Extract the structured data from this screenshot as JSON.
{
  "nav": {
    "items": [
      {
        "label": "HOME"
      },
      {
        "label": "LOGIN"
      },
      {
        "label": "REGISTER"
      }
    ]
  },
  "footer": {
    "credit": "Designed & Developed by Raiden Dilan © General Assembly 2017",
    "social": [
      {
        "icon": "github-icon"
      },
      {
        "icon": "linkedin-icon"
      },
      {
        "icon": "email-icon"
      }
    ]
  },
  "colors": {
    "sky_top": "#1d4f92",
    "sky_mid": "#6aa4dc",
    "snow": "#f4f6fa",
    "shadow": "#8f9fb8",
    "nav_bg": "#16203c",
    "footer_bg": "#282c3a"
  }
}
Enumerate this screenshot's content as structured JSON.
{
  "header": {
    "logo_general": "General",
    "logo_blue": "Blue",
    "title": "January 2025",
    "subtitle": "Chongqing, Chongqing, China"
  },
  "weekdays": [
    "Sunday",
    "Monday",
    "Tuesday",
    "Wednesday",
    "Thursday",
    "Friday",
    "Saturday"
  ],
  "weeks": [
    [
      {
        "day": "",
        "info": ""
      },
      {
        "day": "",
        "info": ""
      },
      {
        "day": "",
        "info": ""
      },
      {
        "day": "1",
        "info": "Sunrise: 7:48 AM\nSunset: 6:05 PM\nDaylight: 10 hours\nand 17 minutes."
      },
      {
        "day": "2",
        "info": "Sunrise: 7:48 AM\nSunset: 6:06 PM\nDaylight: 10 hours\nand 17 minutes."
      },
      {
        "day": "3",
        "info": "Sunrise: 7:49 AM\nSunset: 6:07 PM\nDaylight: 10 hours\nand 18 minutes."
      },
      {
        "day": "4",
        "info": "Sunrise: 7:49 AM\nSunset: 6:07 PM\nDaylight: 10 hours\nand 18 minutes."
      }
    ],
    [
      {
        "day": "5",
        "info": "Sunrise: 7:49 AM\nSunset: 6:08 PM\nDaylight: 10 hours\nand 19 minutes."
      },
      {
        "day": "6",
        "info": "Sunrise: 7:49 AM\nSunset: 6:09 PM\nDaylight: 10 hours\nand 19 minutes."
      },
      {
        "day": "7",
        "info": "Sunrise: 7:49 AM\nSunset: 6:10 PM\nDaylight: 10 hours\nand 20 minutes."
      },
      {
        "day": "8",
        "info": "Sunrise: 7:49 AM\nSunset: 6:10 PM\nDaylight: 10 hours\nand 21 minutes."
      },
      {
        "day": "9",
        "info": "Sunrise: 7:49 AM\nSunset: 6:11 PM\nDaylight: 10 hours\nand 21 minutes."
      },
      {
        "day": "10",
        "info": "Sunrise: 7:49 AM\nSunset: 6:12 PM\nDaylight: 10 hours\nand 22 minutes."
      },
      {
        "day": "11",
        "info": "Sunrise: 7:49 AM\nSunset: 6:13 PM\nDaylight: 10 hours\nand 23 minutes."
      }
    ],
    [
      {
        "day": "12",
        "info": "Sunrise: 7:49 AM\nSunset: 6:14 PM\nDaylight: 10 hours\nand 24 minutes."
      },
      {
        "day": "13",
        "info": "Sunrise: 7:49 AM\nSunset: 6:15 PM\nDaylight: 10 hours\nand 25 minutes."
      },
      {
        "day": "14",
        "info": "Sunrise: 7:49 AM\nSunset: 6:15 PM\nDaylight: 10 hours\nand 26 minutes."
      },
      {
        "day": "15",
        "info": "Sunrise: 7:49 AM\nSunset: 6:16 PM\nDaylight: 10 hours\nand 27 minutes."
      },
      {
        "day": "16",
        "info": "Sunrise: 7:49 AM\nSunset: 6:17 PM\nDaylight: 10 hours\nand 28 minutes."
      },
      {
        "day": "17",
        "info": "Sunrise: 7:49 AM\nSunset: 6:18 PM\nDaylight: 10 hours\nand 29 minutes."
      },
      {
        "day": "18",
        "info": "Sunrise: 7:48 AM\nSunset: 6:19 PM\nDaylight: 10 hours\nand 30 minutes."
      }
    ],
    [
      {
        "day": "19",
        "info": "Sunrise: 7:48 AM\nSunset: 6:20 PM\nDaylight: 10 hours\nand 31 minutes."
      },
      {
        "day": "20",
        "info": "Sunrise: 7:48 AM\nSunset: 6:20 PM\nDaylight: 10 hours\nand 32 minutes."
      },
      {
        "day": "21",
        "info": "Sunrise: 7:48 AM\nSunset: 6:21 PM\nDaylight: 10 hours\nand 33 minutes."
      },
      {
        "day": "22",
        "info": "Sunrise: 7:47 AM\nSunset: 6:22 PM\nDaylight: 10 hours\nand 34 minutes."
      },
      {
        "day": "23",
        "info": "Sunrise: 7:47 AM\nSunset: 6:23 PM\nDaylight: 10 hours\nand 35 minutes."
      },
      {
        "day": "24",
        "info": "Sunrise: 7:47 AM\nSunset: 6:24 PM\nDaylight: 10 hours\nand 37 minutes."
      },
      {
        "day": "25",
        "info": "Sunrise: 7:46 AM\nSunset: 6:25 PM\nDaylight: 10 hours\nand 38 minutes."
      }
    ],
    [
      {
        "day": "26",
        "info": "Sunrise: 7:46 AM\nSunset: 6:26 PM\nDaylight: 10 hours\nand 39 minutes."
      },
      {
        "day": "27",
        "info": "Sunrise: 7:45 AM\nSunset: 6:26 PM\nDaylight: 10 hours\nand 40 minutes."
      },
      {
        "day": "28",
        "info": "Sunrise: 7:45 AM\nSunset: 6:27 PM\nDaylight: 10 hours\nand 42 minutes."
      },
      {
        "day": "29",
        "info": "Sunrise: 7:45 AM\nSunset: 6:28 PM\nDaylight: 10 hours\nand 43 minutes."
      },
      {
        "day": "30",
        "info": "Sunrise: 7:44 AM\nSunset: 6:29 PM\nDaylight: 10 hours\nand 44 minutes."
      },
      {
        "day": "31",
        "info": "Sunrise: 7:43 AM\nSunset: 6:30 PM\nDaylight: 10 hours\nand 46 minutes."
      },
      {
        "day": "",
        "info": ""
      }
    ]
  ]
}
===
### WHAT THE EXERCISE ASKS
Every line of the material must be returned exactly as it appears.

### ANSWER TO THIS EXERCISE
Extract the structured data from this screenshot as JSON.
{
  "nav": {
    "items": [
      {
        "label": "HOME"
      },
      {
        "label": "LOGIN"
      },
      {
        "label": "REGISTER"
      }
    ]
  },
  "footer": {
    "credit": "Designed & Developed by Raiden Dilan © General Assembly 2017",
    "social": [
      {
        "icon": "github-icon"
      },
      {
        "icon": "linkedin-icon"
      },
      {
        "icon": "email-icon"
      }
    ]
  },
  "colors": {
    "sky_top": "#1d4f92",
    "sky_mid": "#6aa4dc",
    "snow": "#f4f6fa",
    "shadow": "#8f9fb8",
    "nav_bg": "#16203c",
    "footer_bg": "#282c3a"
  }
}
Enumerate this screenshot's content as structured JSON.
{
  "header": {
    "logo_general": "General",
    "logo_blue": "Blue",
    "title": "January 2025",
    "subtitle": "Chongqing, Chongqing, China"
  },
  "weekdays": [
    "Sunday",
    "Monday",
    "Tuesday",
    "Wednesday",
    "Thursday",
    "Friday",
    "Saturday"
  ],
  "weeks": [
    [
      {
        "day": "",
        "info": ""
      },
      {
        "day": "",
        "info": ""
      },
      {
        "day": "",
        "info": ""
      },
      {
        "day": "1",
        "info": "Sunrise: 7:48 AM\nSunset: 6:05 PM\nDaylight: 10 hours\nand 17 minutes."
      },
      {
        "day": "2",
        "info": "Sunrise: 7:48 AM\nSunset: 6:06 PM\nDaylight: 10 hours\nand 17 minutes."
      },
      {
        "day": "3",
        "info": "Sunrise: 7:49 AM\nSunset: 6:07 PM\nDaylight: 10 hours\nand 18 minutes."
      },
      {
        "day": "4",
        "info": "Sunrise: 7:49 AM\nSunset: 6:07 PM\nDaylight: 10 hours\nand 18 minutes."
      }
    ],
    [
      {
        "day": "5",
        "info": "Sunrise: 7:49 AM\nSunset: 6:08 PM\nDaylight: 10 hours\nand 19 minutes."
      },
      {
        "day": "6",
        "info": "Sunrise: 7:49 AM\nSunset: 6:09 PM\nDaylight: 10 hours\nand 19 minutes."
      },
      {
        "day": "7",
        "info": "Sunrise: 7:49 AM\nSunset: 6:10 PM\nDaylight: 10 hours\nand 20 minutes."
      },
      {
        "day": "8",
        "info": "Sunrise: 7:49 AM\nSunset: 6:10 PM\nDaylight: 10 hours\nand 21 minutes."
      },
      {
        "day": "9",
        "info": "Sunrise: 7:49 AM\nSunset: 6:11 PM\nDaylight: 10 hours\nand 21 minutes."
      },
      {
        "day": "10",
        "info": "Sunrise: 7:49 AM\nSunset: 6:12 PM\nDaylight: 10 hours\nand 22 minutes."
      },
      {
        "day": "11",
        "info": "Sunrise: 7:49 AM\nSunset: 6:13 PM\nDaylight: 10 hours\nand 23 minutes."
      }
    ],
    [
      {
        "day": "12",
        "info": "Sunrise: 7:49 AM\nSunset: 6:14 PM\nDaylight: 10 hours\nand 24 minutes."
      },
      {
        "day": "13",
        "info": "Sunrise: 7:49 AM\nSunset: 6:15 PM\nDaylight: 10 hours\nand 25 minutes."
      },
      {
        "day": "14",
        "info": "Sunrise: 7:49 AM\nSunset: 6:15 PM\nDaylight: 10 hours\nand 26 minutes."
      },
      {
        "day": "15",
        "info": "Sunrise: 7:49 AM\nSunset: 6:16 PM\nDaylight: 10 hours\nand 27 minutes."
      },
      {
        "day": "16",
        "info": "Sunrise: 7:49 AM\nSunset: 6:17 PM\nDaylight: 10 hours\nand 28 minutes."
      },
      {
        "day": "17",
        "info": "Sunrise: 7:49 AM\nSunset: 6:18 PM\nDaylight: 10 hours\nand 29 minutes."
      },
      {
        "day": "18",
        "info": "Sunrise: 7:48 AM\nSunset: 6:19 PM\nDaylight: 10 hours\nand 30 minutes."
      }
    ],
    [
      {
        "day": "19",
        "info": "Sunrise: 7:48 AM\nSunset: 6:20 PM\nDaylight: 10 hours\nand 31 minutes."
      },
      {
        "day": "20",
        "info": "Sunrise: 7:48 AM\nSunset: 6:20 PM\nDaylight: 10 hours\nand 32 minutes."
      },
      {
        "day": "21",
        "info": "Sunrise: 7:48 AM\nSunset: 6:21 PM\nDaylight: 10 hours\nand 33 minutes."
      },
      {
        "day": "22",
        "info": "Sunrise: 7:47 AM\nSunset: 6:22 PM\nDaylight: 10 hours\nand 34 minutes."
      },
      {
        "day": "23",
        "info": "Sunrise: 7:47 AM\nSunset: 6:23 PM\nDaylight: 10 hours\nand 35 minutes."
      },
      {
        "day": "24",
        "info": "Sunrise: 7:47 AM\nSunset: 6:24 PM\nDaylight: 10 hours\nand 37 minutes."
      },
      {
        "day": "25",
        "info": "Sunrise: 7:46 AM\nSunset: 6:25 PM\nDaylight: 10 hours\nand 38 minutes."
      }
    ],
    [
      {
        "day": "26",
        "info": "Sunrise: 7:46 AM\nSunset: 6:26 PM\nDaylight: 10 hours\nand 39 minutes."
      },
      {
        "day": "27",
        "info": "Sunrise: 7:45 AM\nSunset: 6:26 PM\nDaylight: 10 hours\nand 40 minutes."
      },
      {
        "day": "28",
        "info": "Sunrise: 7:45 AM\nSunset: 6:27 PM\nDaylight: 10 hours\nand 42 minutes."
      },
      {
        "day": "29",
        "info": "Sunrise: 7:45 AM\nSunset: 6:28 PM\nDaylight: 10 hours\nand 43 minutes."
      },
      {
        "day": "30",
        "info": "Sunrise: 7:44 AM\nSunset: 6:29 PM\nDaylight: 10 hours\nand 44 minutes."
      },
      {
        "day": "31",
        "info": "Sunrise: 7:43 AM\nSunset: 6:30 PM\nDaylight: 10 hours\nand 46 minutes."
      },
      {
        "day": "",
        "info": ""
      }
    ]
  ]
}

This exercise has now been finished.